'For real, that is not a shadow, but an upright being squeezed up against the edge. Kind of like a human form with two arms and legs, a narrow, oval face framed by a cap looking like a bare skull, clothed in a blue overall that they only had a glimpse of previously. Dead quiet. Francois lowers the torch, lifts it again. One thing is for sure: this being is just as afraid as they are.'
From Die Hemelblom (The Heavenly Flower) by Jan Rabie, 2nd edition 1974, Tafelberg, first published 1971. Translated from the original Afrikaans by Nic Grobler.
The first encounter with Marwa, the main alien character in Die Hemelblom takes place in a collapsed cave near the Cederberg - she hold hands with the humans to make it out alive.

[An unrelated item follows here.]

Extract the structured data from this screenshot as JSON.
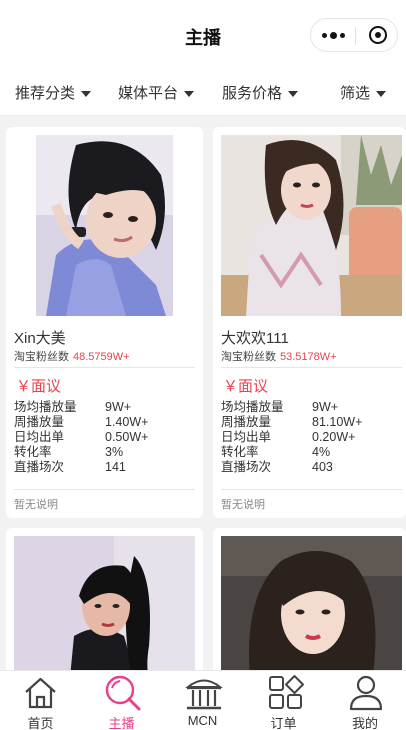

‘Knersvlakte’, literally translated from Afrikaans means “gnashing plain”. The name is said to originate from the crunching sound made by contact with the white, quartz-rich gravel. The quartz also reflects the sunlight, which makes the rocks and soil cooler in temperature than surrounding areas. This unique condition has allowed a large number of endemic plants to proliferate - many of these are small succulents that can absorb heat during the long and dry summers.

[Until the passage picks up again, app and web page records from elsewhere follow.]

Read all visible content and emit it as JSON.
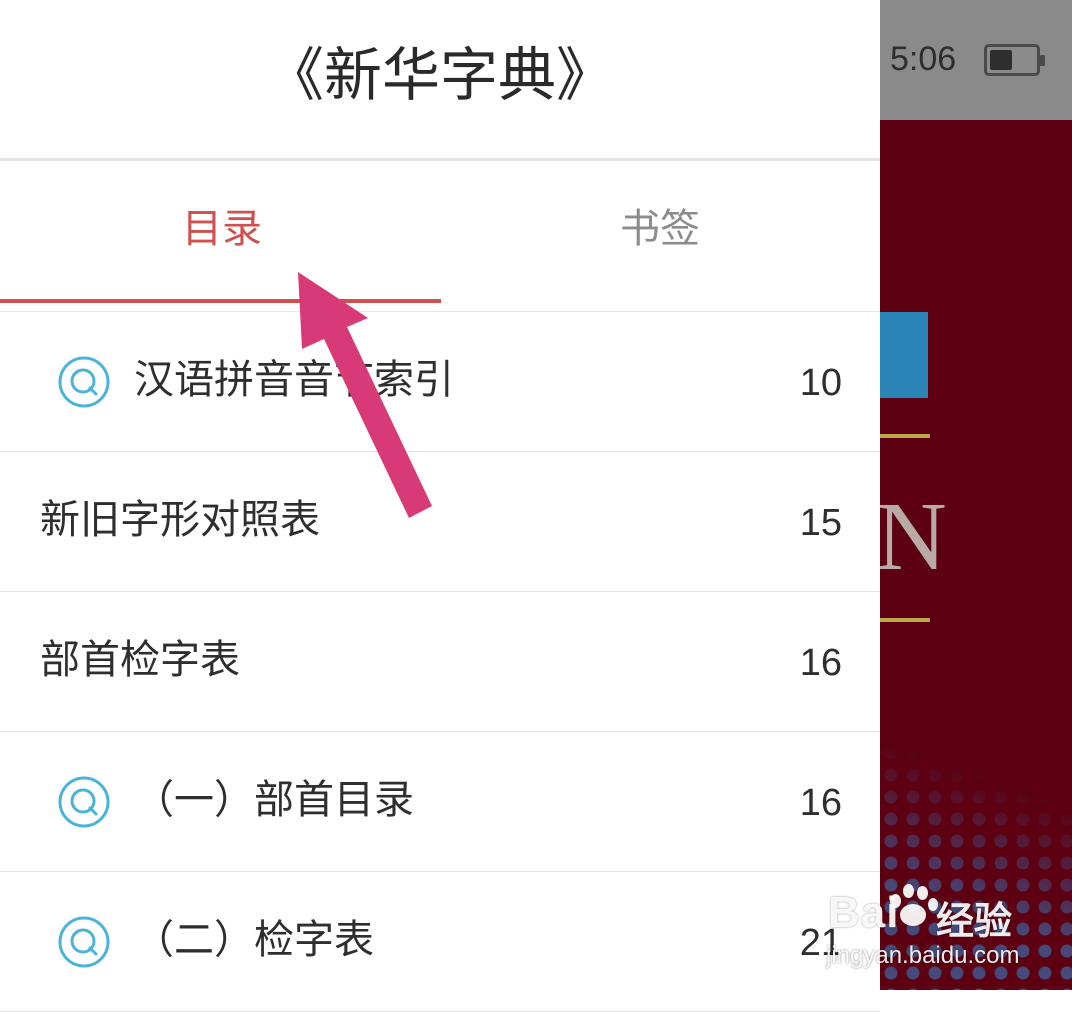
{
  "status_bar": {
    "time": "5:06"
  },
  "drawer": {
    "title": "《新华字典》",
    "tabs": [
      {
        "label": "目录",
        "active": true
      },
      {
        "label": "书签",
        "active": false
      }
    ],
    "toc_items": [
      {
        "label": "汉语拼音音节索引",
        "page": "10",
        "icon": "search-circle-icon"
      },
      {
        "label": "新旧字形对照表",
        "page": "15"
      },
      {
        "label": "部首检字表",
        "page": "16"
      },
      {
        "label": "（一）部首目录",
        "page": "16",
        "icon": "search-circle-icon"
      },
      {
        "label": "（二）检字表",
        "page": "21",
        "icon": "search-circle-icon"
      }
    ]
  },
  "background_app": {
    "cover_letter": "N"
  },
  "watermark": {
    "brand": "Bai",
    "brand_cn": "经验",
    "url": "jingyan.baidu.com"
  },
  "colors": {
    "accent": "#d0504f",
    "icon": "#4bb3d8",
    "arrow": "#d83a78",
    "cover": "#5c0012"
  }
}
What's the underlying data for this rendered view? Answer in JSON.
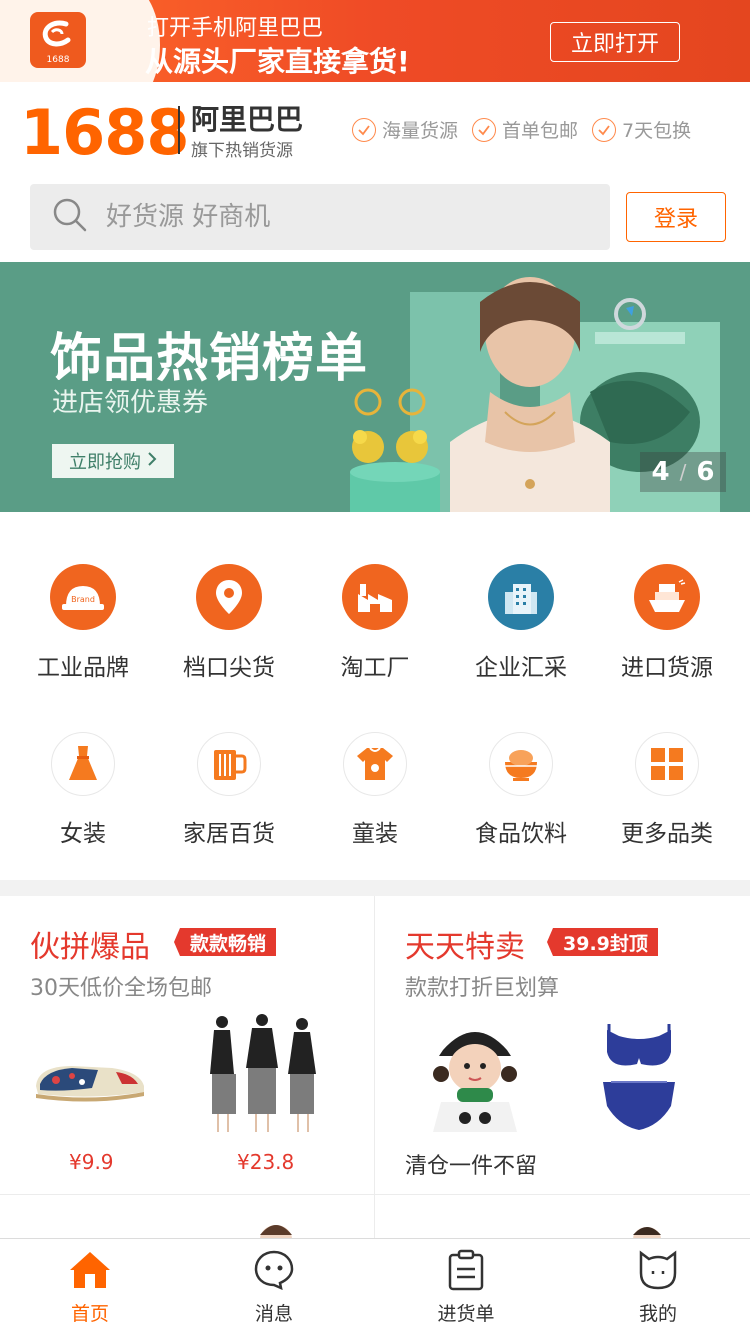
{
  "app_banner": {
    "logo_text": "1688",
    "line1": "打开手机阿里巴巴",
    "line2": "从源头厂家直接拿货!",
    "open_button": "立即打开"
  },
  "brand": {
    "logo": "1688",
    "name": "阿里巴巴",
    "subtitle": "旗下热销货源",
    "perks": [
      "海量货源",
      "首单包邮",
      "7天包换"
    ]
  },
  "search": {
    "placeholder": "好货源 好商机",
    "login_button": "登录"
  },
  "hero": {
    "title": "饰品热销榜单",
    "subtitle": "进店领优惠券",
    "cta": "立即抢购",
    "current_slide": "4",
    "total_slides": "6"
  },
  "categories": {
    "row1": [
      {
        "label": "工业品牌",
        "icon": "hard-hat-icon",
        "color": "#f0651f"
      },
      {
        "label": "档口尖货",
        "icon": "location-pin-icon",
        "color": "#f0651f"
      },
      {
        "label": "淘工厂",
        "icon": "factory-icon",
        "color": "#f0651f"
      },
      {
        "label": "企业汇采",
        "icon": "building-icon",
        "color": "#2a7fa6"
      },
      {
        "label": "进口货源",
        "icon": "ship-icon",
        "color": "#f0651f"
      }
    ],
    "row2": [
      {
        "label": "女装",
        "icon": "dress-icon"
      },
      {
        "label": "家居百货",
        "icon": "mug-icon"
      },
      {
        "label": "童装",
        "icon": "baby-clothes-icon"
      },
      {
        "label": "食品饮料",
        "icon": "bowl-icon"
      },
      {
        "label": "更多品类",
        "icon": "grid-icon"
      }
    ]
  },
  "promos": {
    "left": {
      "title": "伙拼爆品",
      "badge": "款款畅销",
      "subtitle": "30天低价全场包邮",
      "price1": "¥9.9",
      "price2": "¥23.8"
    },
    "right": {
      "title": "天天特卖",
      "badge": "39.9封顶",
      "subtitle": "款款打折巨划算",
      "footer": "清仓一件不留"
    }
  },
  "tabbar": [
    {
      "label": "首页",
      "icon": "home-icon",
      "active": true
    },
    {
      "label": "消息",
      "icon": "message-icon",
      "active": false
    },
    {
      "label": "进货单",
      "icon": "clipboard-icon",
      "active": false
    },
    {
      "label": "我的",
      "icon": "profile-icon",
      "active": false
    }
  ],
  "colors": {
    "brand_orange": "#ff6400",
    "promo_red": "#e4392d",
    "hero_green": "#5a9d86"
  }
}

These rocks contain a high percentage of iron and their dark appearance forms a truly ancient landscape. The rocks make a metal sound when played; they are referred to with different names such as ‘rock gongs’, ‘ringing rocks’ or even ‘bushman pianos’. Found in various areas around the world and Africa, tradition formed around communicating with the help of the rocks - evident by the ancient drumming marks often found on them.